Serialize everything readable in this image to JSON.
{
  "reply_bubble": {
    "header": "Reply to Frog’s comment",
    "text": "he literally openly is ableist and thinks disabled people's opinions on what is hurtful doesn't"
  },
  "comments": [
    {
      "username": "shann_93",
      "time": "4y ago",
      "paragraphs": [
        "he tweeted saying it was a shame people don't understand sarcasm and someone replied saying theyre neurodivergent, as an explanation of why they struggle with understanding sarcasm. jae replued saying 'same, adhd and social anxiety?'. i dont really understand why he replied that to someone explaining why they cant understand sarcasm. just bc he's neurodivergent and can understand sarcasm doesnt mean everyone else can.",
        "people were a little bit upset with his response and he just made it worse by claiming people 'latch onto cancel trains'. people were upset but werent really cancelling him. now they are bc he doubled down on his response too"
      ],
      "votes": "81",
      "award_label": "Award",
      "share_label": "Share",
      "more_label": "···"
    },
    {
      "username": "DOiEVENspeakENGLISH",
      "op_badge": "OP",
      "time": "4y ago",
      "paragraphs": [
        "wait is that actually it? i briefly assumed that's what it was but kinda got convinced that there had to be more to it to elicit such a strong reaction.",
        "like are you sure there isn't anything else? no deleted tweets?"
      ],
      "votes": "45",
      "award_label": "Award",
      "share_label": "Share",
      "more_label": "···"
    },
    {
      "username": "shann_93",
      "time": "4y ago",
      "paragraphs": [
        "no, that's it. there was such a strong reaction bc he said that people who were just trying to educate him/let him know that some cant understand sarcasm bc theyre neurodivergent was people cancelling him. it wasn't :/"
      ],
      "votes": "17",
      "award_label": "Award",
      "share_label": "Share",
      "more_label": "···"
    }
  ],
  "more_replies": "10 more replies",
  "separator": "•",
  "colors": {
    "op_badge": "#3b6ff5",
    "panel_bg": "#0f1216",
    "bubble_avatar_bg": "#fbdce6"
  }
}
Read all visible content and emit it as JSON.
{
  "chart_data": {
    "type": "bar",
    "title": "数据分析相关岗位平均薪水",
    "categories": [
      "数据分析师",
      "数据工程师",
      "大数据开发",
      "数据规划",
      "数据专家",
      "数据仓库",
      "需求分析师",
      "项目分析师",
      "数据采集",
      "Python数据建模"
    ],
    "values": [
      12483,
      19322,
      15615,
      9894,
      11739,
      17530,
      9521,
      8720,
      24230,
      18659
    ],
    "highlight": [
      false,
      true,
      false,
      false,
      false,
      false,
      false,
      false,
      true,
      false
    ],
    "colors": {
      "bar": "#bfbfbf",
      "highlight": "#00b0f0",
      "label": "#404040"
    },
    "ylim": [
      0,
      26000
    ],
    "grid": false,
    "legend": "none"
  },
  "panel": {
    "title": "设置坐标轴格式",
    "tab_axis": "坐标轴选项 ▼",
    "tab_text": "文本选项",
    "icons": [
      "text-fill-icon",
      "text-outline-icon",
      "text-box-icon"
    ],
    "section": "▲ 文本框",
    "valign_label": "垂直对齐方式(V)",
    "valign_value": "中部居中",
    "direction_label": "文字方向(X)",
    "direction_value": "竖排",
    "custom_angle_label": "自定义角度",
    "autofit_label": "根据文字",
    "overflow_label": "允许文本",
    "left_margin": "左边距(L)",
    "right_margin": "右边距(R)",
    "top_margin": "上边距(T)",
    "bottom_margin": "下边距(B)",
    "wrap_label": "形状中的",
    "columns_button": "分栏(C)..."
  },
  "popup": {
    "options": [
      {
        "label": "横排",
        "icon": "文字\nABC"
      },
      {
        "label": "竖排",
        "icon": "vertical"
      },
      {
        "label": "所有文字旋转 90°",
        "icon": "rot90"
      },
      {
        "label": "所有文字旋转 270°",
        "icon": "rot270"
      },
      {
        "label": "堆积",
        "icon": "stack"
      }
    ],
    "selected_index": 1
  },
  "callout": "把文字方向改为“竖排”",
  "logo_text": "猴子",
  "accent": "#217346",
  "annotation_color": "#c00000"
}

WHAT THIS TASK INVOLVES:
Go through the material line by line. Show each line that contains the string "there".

EXERCISE OUTPUT:
        "wait is that actually it? i briefly assumed that's what it was but kinda got convinced that there had to be more to it to elicit such a strong reaction.",
        "like are you sure there isn't anything else? no deleted tweets?"
        "no, that's it. there was such a strong reaction bc he said that people who were just trying to educate him/let him know that some cant understand sarcasm bc theyre neurodivergent was people cancelling him. it wasn't :/"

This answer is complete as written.